What you have to do —
What lines in the records below mention "text"? List them all.

Exercise material —
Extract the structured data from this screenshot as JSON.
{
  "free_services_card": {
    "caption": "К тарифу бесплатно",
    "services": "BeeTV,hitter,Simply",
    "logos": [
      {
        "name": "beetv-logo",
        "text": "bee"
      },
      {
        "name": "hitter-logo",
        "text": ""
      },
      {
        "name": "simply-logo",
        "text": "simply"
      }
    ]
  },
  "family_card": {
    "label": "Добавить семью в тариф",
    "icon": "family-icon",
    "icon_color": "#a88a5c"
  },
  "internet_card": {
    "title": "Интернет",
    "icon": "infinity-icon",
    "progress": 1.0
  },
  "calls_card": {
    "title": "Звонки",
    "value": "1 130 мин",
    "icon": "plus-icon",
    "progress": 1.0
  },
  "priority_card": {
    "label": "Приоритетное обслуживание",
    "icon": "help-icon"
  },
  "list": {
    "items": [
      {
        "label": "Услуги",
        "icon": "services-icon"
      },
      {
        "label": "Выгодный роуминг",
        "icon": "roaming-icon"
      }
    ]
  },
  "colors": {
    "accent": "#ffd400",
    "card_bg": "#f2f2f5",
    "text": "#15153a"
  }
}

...

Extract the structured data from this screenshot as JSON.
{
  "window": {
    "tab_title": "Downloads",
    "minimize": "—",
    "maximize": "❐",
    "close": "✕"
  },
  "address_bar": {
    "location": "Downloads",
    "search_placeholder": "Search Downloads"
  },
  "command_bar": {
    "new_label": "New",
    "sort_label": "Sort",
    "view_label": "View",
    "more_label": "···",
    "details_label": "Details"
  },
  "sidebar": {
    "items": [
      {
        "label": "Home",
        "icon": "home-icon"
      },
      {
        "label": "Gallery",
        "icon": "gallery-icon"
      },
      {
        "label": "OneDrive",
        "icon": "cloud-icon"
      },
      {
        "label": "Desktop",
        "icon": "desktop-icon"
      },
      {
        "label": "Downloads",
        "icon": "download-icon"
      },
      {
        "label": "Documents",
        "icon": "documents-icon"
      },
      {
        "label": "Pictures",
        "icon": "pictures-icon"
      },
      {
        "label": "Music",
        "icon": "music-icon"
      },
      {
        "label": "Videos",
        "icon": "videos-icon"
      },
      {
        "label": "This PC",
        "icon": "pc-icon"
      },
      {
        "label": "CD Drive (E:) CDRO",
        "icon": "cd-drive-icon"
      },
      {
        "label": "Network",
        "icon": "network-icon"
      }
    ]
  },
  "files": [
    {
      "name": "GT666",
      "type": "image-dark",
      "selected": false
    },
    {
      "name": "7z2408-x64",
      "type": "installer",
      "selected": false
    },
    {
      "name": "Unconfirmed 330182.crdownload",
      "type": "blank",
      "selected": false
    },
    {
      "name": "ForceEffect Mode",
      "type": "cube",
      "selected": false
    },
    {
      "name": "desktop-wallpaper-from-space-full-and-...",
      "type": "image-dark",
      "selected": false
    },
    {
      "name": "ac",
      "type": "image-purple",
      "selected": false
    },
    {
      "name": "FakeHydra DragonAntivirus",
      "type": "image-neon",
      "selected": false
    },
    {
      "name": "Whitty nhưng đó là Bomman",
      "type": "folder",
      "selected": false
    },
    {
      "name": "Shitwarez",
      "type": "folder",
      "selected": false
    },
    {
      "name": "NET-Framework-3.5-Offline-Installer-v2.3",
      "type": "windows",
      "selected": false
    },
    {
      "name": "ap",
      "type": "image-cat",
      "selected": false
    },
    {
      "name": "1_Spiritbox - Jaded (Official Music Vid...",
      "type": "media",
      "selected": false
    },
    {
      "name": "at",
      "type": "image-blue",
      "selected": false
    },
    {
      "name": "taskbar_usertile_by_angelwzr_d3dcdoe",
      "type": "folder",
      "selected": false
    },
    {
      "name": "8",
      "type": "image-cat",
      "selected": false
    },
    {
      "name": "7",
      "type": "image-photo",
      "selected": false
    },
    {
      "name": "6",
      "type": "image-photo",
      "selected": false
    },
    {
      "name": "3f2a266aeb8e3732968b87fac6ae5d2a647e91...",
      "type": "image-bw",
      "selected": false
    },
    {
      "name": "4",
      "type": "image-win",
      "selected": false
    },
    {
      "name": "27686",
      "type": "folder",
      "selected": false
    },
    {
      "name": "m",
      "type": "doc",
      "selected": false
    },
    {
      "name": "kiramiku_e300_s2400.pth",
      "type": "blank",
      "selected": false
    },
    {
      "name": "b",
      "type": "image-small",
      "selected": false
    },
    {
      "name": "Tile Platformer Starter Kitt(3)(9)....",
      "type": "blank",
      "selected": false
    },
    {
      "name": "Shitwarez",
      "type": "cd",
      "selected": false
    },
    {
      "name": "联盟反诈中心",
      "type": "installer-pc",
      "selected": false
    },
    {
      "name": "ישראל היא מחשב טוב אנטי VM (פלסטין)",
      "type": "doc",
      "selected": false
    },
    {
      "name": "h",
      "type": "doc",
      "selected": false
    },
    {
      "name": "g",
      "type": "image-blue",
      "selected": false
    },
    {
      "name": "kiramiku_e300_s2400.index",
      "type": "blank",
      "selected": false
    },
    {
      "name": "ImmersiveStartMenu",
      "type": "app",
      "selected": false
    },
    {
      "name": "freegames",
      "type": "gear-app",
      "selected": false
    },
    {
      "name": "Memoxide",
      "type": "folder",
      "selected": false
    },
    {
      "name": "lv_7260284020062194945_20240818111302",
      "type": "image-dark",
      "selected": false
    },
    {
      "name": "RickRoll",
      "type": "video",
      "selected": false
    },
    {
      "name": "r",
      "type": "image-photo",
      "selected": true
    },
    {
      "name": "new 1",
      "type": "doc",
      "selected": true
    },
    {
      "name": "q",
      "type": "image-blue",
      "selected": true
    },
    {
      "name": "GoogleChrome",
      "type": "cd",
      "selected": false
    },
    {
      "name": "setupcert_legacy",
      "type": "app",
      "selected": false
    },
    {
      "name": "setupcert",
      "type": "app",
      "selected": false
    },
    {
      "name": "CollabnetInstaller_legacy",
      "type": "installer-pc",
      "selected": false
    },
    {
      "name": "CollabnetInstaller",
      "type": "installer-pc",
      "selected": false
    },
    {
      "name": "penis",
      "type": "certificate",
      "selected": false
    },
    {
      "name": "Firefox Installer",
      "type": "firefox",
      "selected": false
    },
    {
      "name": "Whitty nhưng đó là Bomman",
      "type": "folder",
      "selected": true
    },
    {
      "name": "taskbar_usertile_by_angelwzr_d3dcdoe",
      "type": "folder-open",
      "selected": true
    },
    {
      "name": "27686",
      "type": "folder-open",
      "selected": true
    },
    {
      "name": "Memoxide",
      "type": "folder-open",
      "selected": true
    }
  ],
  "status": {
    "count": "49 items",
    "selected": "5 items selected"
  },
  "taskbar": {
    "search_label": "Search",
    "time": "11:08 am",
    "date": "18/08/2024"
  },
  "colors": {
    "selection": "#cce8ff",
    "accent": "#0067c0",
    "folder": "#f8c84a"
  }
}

Result for this task —
        "text": "bee"
        "text": ""
        "text": "simply"
    "text": "#15153a"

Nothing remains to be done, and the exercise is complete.